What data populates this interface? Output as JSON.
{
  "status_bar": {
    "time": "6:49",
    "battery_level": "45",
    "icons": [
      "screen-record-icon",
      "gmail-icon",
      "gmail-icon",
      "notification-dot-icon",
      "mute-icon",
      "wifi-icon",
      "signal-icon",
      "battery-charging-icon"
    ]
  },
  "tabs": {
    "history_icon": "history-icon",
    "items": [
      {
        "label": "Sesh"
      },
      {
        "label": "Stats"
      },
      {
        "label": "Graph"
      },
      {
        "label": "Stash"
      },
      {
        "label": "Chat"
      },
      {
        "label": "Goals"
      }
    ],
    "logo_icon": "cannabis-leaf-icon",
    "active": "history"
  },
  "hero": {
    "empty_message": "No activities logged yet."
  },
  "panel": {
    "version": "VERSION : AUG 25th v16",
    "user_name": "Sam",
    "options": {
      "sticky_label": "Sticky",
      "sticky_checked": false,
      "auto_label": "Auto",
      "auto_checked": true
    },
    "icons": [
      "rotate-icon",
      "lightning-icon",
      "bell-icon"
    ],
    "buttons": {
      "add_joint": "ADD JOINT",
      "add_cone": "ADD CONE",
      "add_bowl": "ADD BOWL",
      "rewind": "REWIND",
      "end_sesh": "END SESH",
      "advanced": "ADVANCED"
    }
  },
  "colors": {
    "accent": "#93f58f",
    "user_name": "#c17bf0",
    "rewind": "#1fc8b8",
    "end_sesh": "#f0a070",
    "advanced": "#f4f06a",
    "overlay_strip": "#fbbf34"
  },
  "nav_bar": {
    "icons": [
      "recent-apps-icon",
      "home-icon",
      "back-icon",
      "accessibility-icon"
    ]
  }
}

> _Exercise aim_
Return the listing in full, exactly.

> _Your response_
What data populates this interface? Output as JSON.
{
  "status_bar": {
    "time": "6:49",
    "battery_level": "45",
    "icons": [
      "screen-record-icon",
      "gmail-icon",
      "gmail-icon",
      "notification-dot-icon",
      "mute-icon",
      "wifi-icon",
      "signal-icon",
      "battery-charging-icon"
    ]
  },
  "tabs": {
    "history_icon": "history-icon",
    "items": [
      {
        "label": "Sesh"
      },
      {
        "label": "Stats"
      },
      {
        "label": "Graph"
      },
      {
        "label": "Stash"
      },
      {
        "label": "Chat"
      },
      {
        "label": "Goals"
      }
    ],
    "logo_icon": "cannabis-leaf-icon",
    "active": "history"
  },
  "hero": {
    "empty_message": "No activities logged yet."
  },
  "panel": {
    "version": "VERSION : AUG 25th v16",
    "user_name": "Sam",
    "options": {
      "sticky_label": "Sticky",
      "sticky_checked": false,
      "auto_label": "Auto",
      "auto_checked": true
    },
    "icons": [
      "rotate-icon",
      "lightning-icon",
      "bell-icon"
    ],
    "buttons": {
      "add_joint": "ADD JOINT",
      "add_cone": "ADD CONE",
      "add_bowl": "ADD BOWL",
      "rewind": "REWIND",
      "end_sesh": "END SESH",
      "advanced": "ADVANCED"
    }
  },
  "colors": {
    "accent": "#93f58f",
    "user_name": "#c17bf0",
    "rewind": "#1fc8b8",
    "end_sesh": "#f0a070",
    "advanced": "#f4f06a",
    "overlay_strip": "#fbbf34"
  },
  "nav_bar": {
    "icons": [
      "recent-apps-icon",
      "home-icon",
      "back-icon",
      "accessibility-icon"
    ]
  }
}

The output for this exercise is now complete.